In 2016, 123 women in France were killed by their current or former partners. Their complaints were refused. In 2017, 130 women in France were killed by their partners or ex partners. Their complaints were refused. Prominent women and women unknown to the public agree, “It’s a massacre.” Their assessment is refused. According to Féminicides par compagnons ou ex, last week alone, four women were killed by their current or former partners. Their complaints were refused. Gülçin Kaplan lodged five formal complaints against her former husband. Police did nothing, and in doing nothing refused those complaints. In January, Gülçin Kaplan was stabbed to death by her former husband. That was January. 

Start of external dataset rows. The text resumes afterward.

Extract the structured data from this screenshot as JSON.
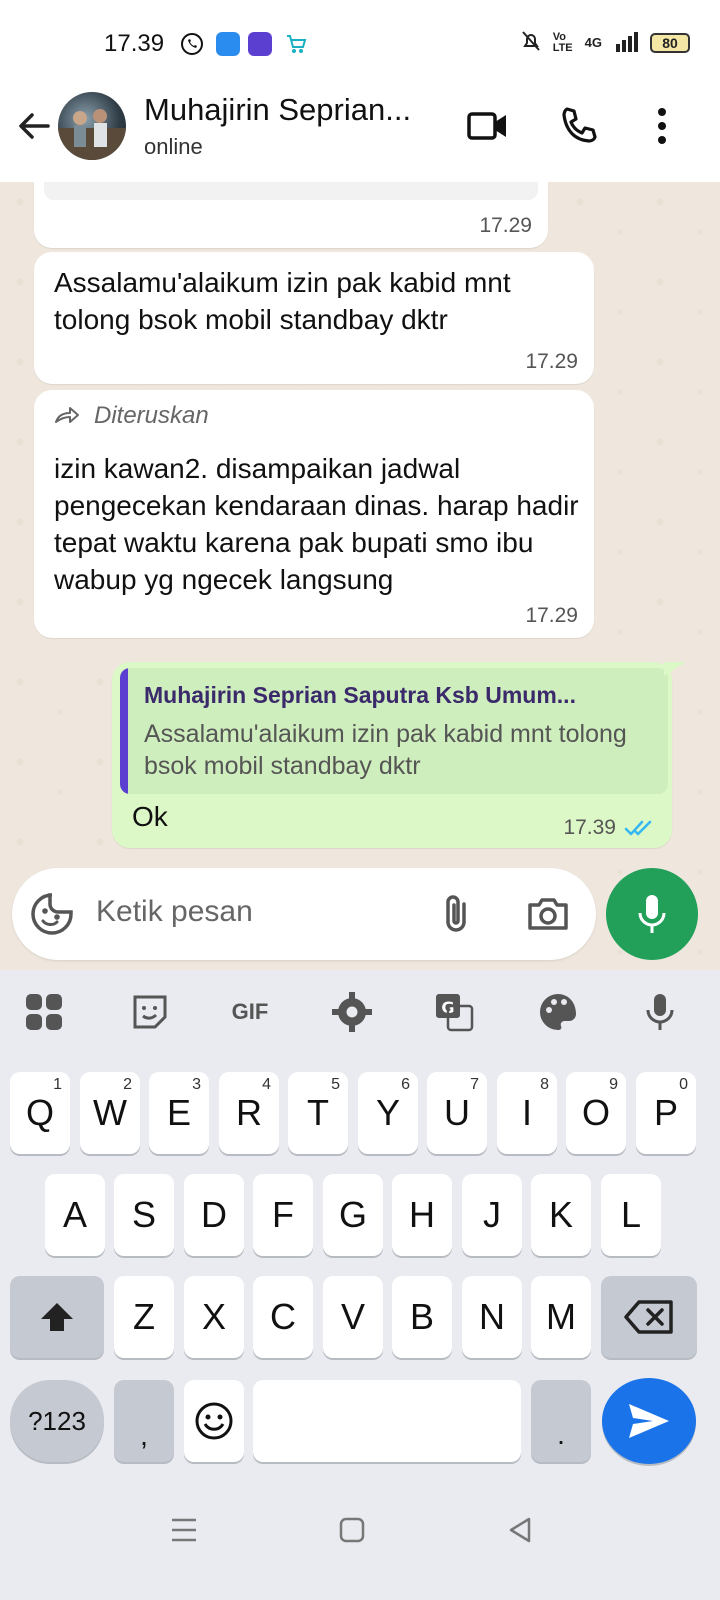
{
  "status_bar": {
    "time": "17.39",
    "battery": "80",
    "network": "4G"
  },
  "header": {
    "contact_name": "Muhajirin Seprian...",
    "status": "online"
  },
  "messages": [
    {
      "type": "in",
      "text": "",
      "time": "17.29"
    },
    {
      "type": "in",
      "text": "Assalamu'alaikum izin pak kabid mnt tolong bsok mobil standbay dktr",
      "time": "17.29"
    },
    {
      "type": "in",
      "forwarded_label": "Diteruskan",
      "text": "izin kawan2. disampaikan jadwal pengecekan kendaraan dinas. harap hadir tepat waktu karena pak bupati smo ibu wabup yg ngecek langsung",
      "time": "17.29"
    },
    {
      "type": "out",
      "quote_name": "Muhajirin Seprian Saputra Ksb Umum...",
      "quote_text": "Assalamu'alaikum izin pak kabid mnt tolong bsok mobil standbay dktr",
      "text": "Ok",
      "time": "17.39"
    }
  ],
  "input": {
    "placeholder": "Ketik pesan"
  },
  "keyboard": {
    "gif_label": "GIF",
    "row1": [
      {
        "k": "Q",
        "n": "1"
      },
      {
        "k": "W",
        "n": "2"
      },
      {
        "k": "E",
        "n": "3"
      },
      {
        "k": "R",
        "n": "4"
      },
      {
        "k": "T",
        "n": "5"
      },
      {
        "k": "Y",
        "n": "6"
      },
      {
        "k": "U",
        "n": "7"
      },
      {
        "k": "I",
        "n": "8"
      },
      {
        "k": "O",
        "n": "9"
      },
      {
        "k": "P",
        "n": "0"
      }
    ],
    "row2": [
      "A",
      "S",
      "D",
      "F",
      "G",
      "H",
      "J",
      "K",
      "L"
    ],
    "row3": [
      "Z",
      "X",
      "C",
      "V",
      "B",
      "N",
      "M"
    ],
    "symbols_label": "?123",
    "comma": ",",
    "period": "."
  },
  "colors": {
    "chat_bg": "#efe7dd",
    "outgoing_bubble": "#dcf8c6",
    "mic_button": "#22a05a",
    "send_key": "#1a73e8",
    "read_ticks": "#34b7f1"
  }
}
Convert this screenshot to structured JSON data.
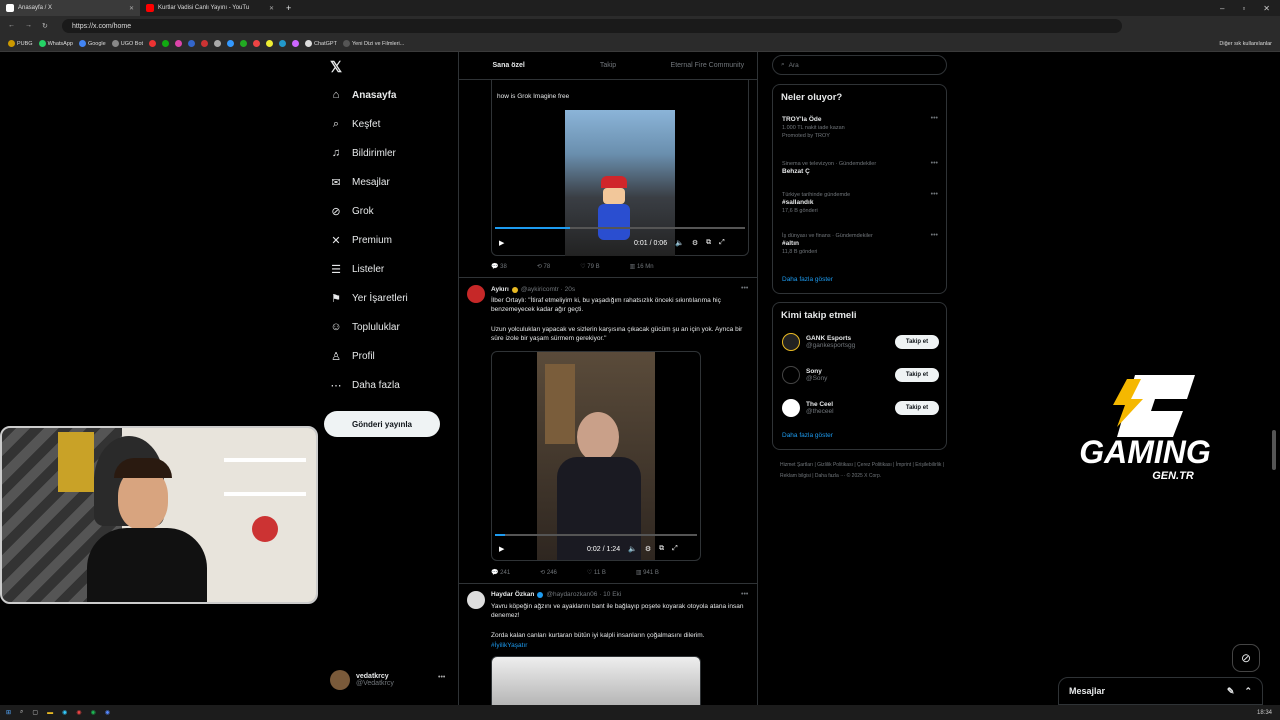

The women are killed by their current or former partners. The murderers are covered, embraced, supported and protected by the State. This happens everywhere. In England, rape survivors are disbelieved and viciously, intrusively cross examinedIn Indonesia, a woman provides damning evidence of her employer’s sexual harassment, and she’s sentenced to six months in jail. And that’s just from today’s news. Women are assaulted with impunity by their partners because their partners have been given immunity by the State. While France is not exceptional, the mobilization by women in France remains noteworthy.

Across France, women are saying, first, that femicide exists in France and that it must be included in French law. As of now, femicide is considered a “sociological” phenomenon, not a legal or criminal oneWomen are saying that femicide exists in France, and the State must stop claiming it never imagined such things could happen “at home”Across France, women are saying that words are fine, but concrete and immediate actions are demanded, and they point to Spain’s recent engagements with femicide, engagements in concrete policy implementationsAcross France, women are saying, “Never again!” and “Stop the massacre!” Across France, women are demanding an emergency plan that recognizes the urgency of the massacre, of the threat to women’s daily lives and futuresAcross France, women are demanding to know what exactly is the value of a woman’s life.

Across France, women are demanding action now. September is too late to start a “national debate”. In fact, July is too late for that debate. The time for action is now, because tomorrow, a woman will go to the police files complaints that will be refused.

(Photo Credit 1: France Culture / Denis Meyer / Hans Lucas / AFP)

(Photo Credit 2: Panorama)

Today is July 4, 2019: There is nothing to celebrate here

Yesterday, July 3, 2019, the American Academy of Pediatrics released the drawings below, done by children who had been held, caged, in immigrant detention centers on the U.S. Southern Border. The AAP said, simply, “The American Academy of Pediatrics believes no time in detention is healthy or safe for children.”

Today is July 4, 2019. There is nothing to celebrate here.

(Photo Credits: American Academy of Pediatrics / Facebook)